YOUR ASSIGNMENT -
Copy out the listing that follows, exact in every word, and skip the images.

INPUT FOR THIS TASK -
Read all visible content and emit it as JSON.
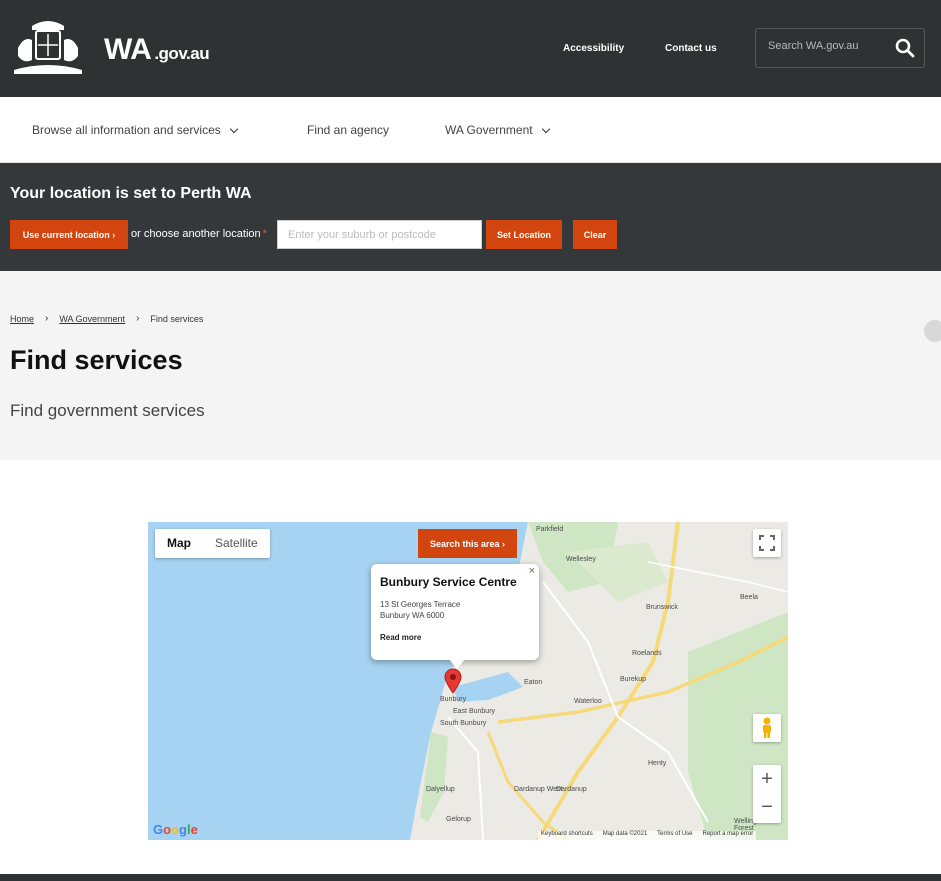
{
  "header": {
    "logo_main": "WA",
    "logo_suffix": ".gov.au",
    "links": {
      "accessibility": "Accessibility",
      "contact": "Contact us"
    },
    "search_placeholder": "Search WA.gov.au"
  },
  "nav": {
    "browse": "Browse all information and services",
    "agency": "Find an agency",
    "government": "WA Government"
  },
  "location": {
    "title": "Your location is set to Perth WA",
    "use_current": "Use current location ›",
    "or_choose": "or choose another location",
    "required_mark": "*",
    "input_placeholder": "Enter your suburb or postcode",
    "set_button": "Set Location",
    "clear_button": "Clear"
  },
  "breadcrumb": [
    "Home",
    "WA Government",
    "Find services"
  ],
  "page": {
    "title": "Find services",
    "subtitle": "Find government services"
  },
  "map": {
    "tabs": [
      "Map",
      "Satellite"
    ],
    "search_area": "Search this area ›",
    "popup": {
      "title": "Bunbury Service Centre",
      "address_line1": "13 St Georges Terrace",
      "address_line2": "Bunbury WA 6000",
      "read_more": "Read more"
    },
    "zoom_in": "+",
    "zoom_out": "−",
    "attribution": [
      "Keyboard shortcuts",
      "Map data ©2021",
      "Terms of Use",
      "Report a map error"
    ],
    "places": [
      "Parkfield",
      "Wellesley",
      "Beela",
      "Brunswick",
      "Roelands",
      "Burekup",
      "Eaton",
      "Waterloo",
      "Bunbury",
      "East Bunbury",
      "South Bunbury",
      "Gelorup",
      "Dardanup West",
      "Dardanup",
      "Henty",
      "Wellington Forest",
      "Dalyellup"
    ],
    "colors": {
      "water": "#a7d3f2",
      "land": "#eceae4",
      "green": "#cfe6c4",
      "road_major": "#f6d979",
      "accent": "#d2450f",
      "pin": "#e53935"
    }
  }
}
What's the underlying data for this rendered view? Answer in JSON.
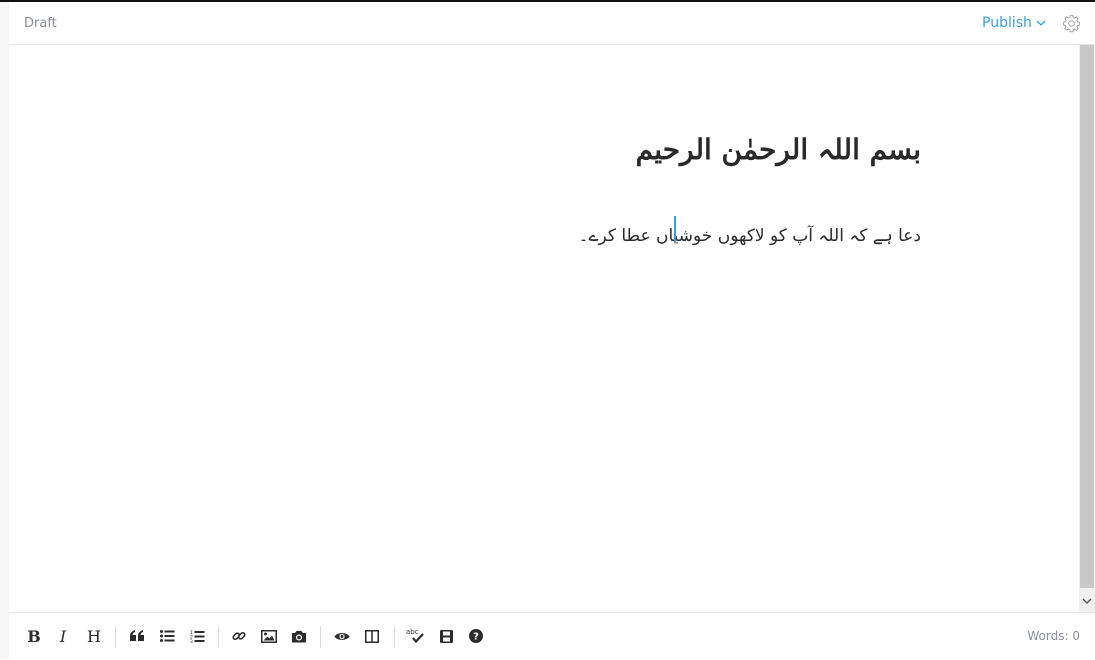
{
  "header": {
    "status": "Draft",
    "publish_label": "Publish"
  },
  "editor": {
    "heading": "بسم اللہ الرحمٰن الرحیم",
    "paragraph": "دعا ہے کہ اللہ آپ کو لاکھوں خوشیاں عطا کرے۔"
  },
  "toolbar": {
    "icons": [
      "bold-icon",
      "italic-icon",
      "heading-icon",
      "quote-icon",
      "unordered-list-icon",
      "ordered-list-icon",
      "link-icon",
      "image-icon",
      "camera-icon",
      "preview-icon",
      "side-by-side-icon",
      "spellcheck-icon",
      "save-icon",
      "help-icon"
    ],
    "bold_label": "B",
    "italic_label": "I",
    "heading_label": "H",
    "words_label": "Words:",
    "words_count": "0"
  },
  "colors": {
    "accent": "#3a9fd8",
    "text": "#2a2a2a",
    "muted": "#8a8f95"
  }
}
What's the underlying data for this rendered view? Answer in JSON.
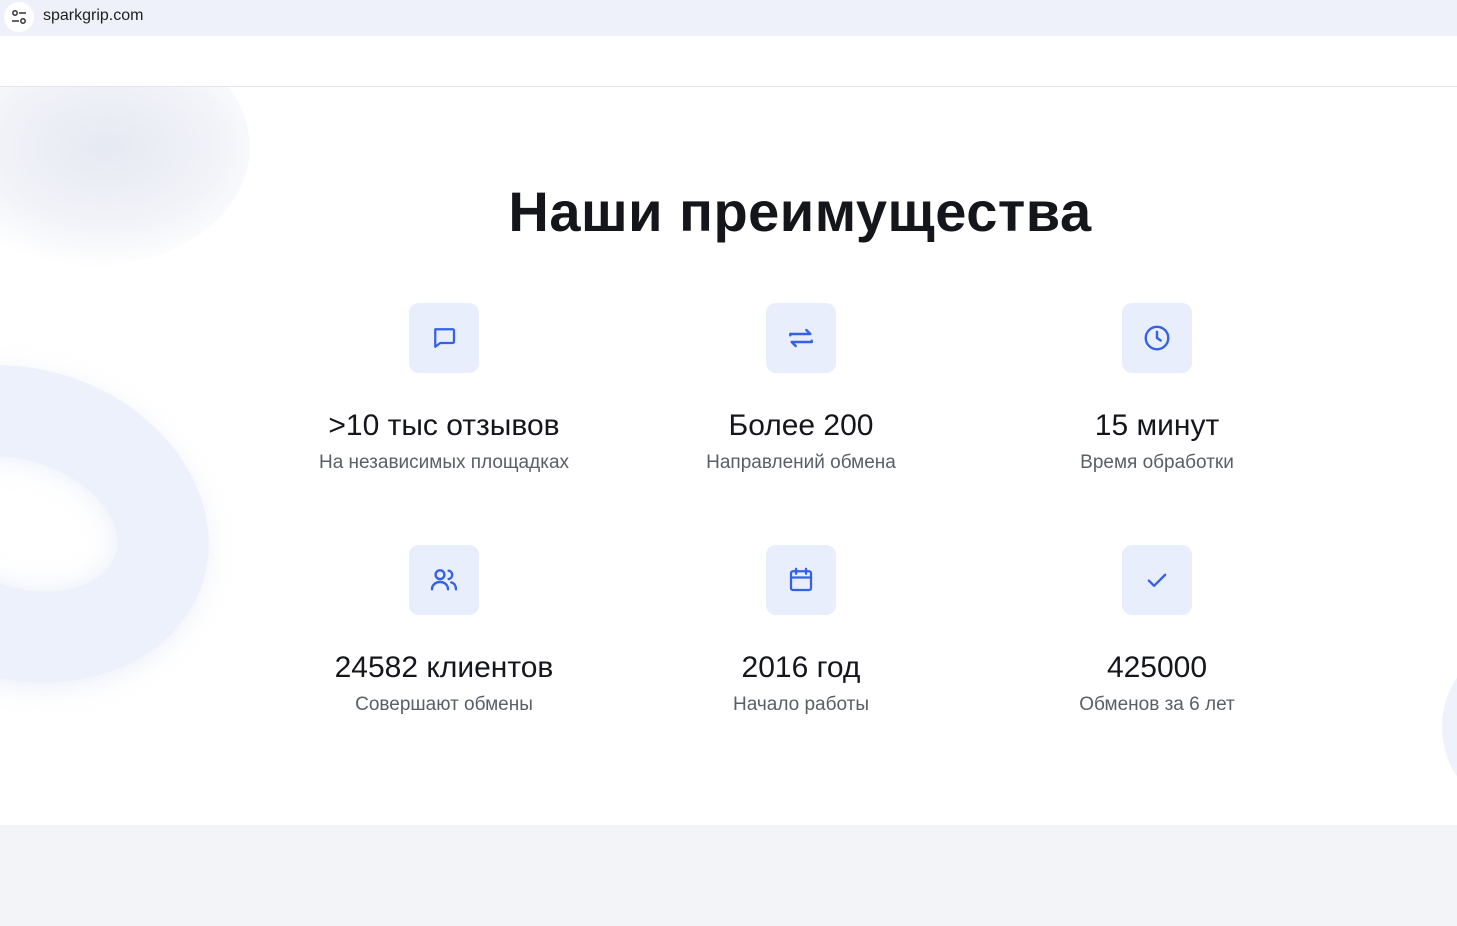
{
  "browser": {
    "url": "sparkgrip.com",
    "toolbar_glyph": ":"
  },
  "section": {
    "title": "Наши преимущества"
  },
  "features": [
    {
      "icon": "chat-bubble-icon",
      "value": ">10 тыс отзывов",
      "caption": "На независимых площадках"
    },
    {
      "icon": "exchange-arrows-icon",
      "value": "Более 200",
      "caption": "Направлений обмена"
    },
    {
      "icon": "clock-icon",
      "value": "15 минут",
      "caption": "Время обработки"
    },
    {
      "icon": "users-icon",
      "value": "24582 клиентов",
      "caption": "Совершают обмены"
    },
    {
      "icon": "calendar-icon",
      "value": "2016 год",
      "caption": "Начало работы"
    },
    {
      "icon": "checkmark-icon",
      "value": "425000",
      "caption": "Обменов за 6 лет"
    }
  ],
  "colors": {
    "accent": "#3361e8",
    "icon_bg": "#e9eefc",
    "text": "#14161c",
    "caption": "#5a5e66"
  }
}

RESULT OF THE EXERCISE -
Read all visible content and emit it as JSON.
{
  "header": {
    "logo_main": "WA",
    "logo_suffix": ".gov.au",
    "links": {
      "accessibility": "Accessibility",
      "contact": "Contact us"
    },
    "search_placeholder": "Search WA.gov.au"
  },
  "nav": {
    "browse": "Browse all information and services",
    "agency": "Find an agency",
    "government": "WA Government"
  },
  "location": {
    "title": "Your location is set to Perth WA",
    "use_current": "Use current location ›",
    "or_choose": "or choose another location",
    "required_mark": "*",
    "input_placeholder": "Enter your suburb or postcode",
    "set_button": "Set Location",
    "clear_button": "Clear"
  },
  "breadcrumb": [
    "Home",
    "WA Government",
    "Find services"
  ],
  "page": {
    "title": "Find services",
    "subtitle": "Find government services"
  },
  "map": {
    "tabs": [
      "Map",
      "Satellite"
    ],
    "search_area": "Search this area ›",
    "popup": {
      "title": "Bunbury Service Centre",
      "address_line1": "13 St Georges Terrace",
      "address_line2": "Bunbury WA 6000",
      "read_more": "Read more"
    },
    "zoom_in": "+",
    "zoom_out": "−",
    "attribution": [
      "Keyboard shortcuts",
      "Map data ©2021",
      "Terms of Use",
      "Report a map error"
    ],
    "places": [
      "Parkfield",
      "Wellesley",
      "Beela",
      "Brunswick",
      "Roelands",
      "Burekup",
      "Eaton",
      "Waterloo",
      "Bunbury",
      "East Bunbury",
      "South Bunbury",
      "Gelorup",
      "Dardanup West",
      "Dardanup",
      "Henty",
      "Wellington Forest",
      "Dalyellup"
    ],
    "colors": {
      "water": "#a7d3f2",
      "land": "#eceae4",
      "green": "#cfe6c4",
      "road_major": "#f6d979",
      "accent": "#d2450f",
      "pin": "#e53935"
    }
  }
}
What's the underlying data for this rendered view? Answer in JSON.
{
  "header": {
    "status": "Draft",
    "publish_label": "Publish"
  },
  "editor": {
    "heading": "بسم اللہ الرحمٰن الرحیم",
    "paragraph": "دعا ہے کہ اللہ آپ کو لاکھوں خوشیاں عطا کرے۔"
  },
  "toolbar": {
    "icons": [
      "bold-icon",
      "italic-icon",
      "heading-icon",
      "quote-icon",
      "unordered-list-icon",
      "ordered-list-icon",
      "link-icon",
      "image-icon",
      "camera-icon",
      "preview-icon",
      "side-by-side-icon",
      "spellcheck-icon",
      "save-icon",
      "help-icon"
    ],
    "bold_label": "B",
    "italic_label": "I",
    "heading_label": "H",
    "words_label": "Words:",
    "words_count": "0"
  },
  "colors": {
    "accent": "#3a9fd8",
    "text": "#2a2a2a",
    "muted": "#8a8f95"
  }
}
What's the underlying data for this rendered view? Answer in JSON.
{
  "browser": {
    "url": "sparkgrip.com",
    "toolbar_glyph": ":"
  },
  "section": {
    "title": "Наши преимущества"
  },
  "features": [
    {
      "icon": "chat-bubble-icon",
      "value": ">10 тыс отзывов",
      "caption": "На независимых площадках"
    },
    {
      "icon": "exchange-arrows-icon",
      "value": "Более 200",
      "caption": "Направлений обмена"
    },
    {
      "icon": "clock-icon",
      "value": "15 минут",
      "caption": "Время обработки"
    },
    {
      "icon": "users-icon",
      "value": "24582 клиентов",
      "caption": "Совершают обмены"
    },
    {
      "icon": "calendar-icon",
      "value": "2016 год",
      "caption": "Начало работы"
    },
    {
      "icon": "checkmark-icon",
      "value": "425000",
      "caption": "Обменов за 6 лет"
    }
  ],
  "colors": {
    "accent": "#3361e8",
    "icon_bg": "#e9eefc",
    "text": "#14161c",
    "caption": "#5a5e66"
  }
}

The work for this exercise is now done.